Statement of WGA and AMPTP
LOS ANGELES — The Writers Guild of America, West (WGAW) and the Writers Guild of America, East (WGAE) have issued the following statement today:
On Wednesday, January 23, the Writers Guild of America and the Alliance of Motion Picture and Television Producers will begin informal discussions to determine if there is a basis for both parties to return to formal negotiations. Both the AMPTP and the WGA have agreed to make no public comments about the informal discussions until those discussions have concluded.
The Writers Guild of America, West (WGAW) and the Writers Guild of America, East (WGAE) represent writers in the motion picture, broadcast, cable, and new media industries in both entertainment and news. For more information about the Writers Guild of America, West, please visit www.wga.org. For more information about the Writers Guild of America, East, please visit: www.wgaeast.org.
The Wall Street Journal has an article about “showrunners”, writers who are also producers on their shows going back to work, inspite of the writer’s strike. The reason? Well, there are two. First, they’re getting “breach of contract” letters since they haven’t been showing up for work to do their producing work. Second, they want to make sure that the integrity of the show they’re working on remains intact, and doesn’t go off in a direction they don’t want it to go in.
Who’s one of the people returning to work?
One of the most high-profile to return to producing is Carlton Cuse, a member of the WGA’s negotiating committee who is a showrunner and writer for ABC’s “Lost.” He plans to do some postproduction for the eight episodes of “Lost” that have been shot, he says. “We feel we owe that to our fans,” he says. “We would harm our franchise if we didn’t do it ourselves.”
The studios have put these people in a hard position. Get sued if they don’t fulfill their contract obligations, and maybe have a show turned over to people that aren’t going to do the show the way it was intended.
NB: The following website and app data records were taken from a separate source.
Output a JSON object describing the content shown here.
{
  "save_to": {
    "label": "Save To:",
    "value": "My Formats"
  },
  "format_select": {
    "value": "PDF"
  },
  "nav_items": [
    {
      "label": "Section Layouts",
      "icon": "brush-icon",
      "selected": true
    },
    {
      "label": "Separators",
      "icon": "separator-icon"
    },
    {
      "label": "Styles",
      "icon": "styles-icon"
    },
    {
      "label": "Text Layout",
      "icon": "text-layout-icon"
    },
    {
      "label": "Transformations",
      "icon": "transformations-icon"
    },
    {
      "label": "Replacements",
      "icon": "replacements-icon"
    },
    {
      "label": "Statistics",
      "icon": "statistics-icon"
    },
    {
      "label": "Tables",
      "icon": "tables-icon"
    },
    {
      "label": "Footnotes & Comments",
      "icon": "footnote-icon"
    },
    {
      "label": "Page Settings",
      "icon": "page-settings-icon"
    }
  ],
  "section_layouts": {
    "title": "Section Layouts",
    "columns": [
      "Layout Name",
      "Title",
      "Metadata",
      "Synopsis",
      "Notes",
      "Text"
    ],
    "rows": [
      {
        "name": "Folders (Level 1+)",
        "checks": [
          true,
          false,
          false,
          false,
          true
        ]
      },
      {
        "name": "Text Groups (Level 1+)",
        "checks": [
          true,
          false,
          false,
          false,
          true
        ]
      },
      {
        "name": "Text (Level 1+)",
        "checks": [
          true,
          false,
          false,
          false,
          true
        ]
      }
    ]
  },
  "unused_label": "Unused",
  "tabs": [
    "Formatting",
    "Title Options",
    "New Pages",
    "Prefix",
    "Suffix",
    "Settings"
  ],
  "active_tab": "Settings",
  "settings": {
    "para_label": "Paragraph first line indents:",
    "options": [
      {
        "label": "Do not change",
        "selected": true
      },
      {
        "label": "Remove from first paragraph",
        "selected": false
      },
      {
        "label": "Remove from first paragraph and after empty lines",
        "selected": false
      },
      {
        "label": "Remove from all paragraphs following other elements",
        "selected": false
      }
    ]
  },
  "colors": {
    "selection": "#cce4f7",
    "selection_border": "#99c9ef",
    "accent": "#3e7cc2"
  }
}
For LOST, I think handing it over to others would be a real disaster, and I think Cuse is doing the right thing.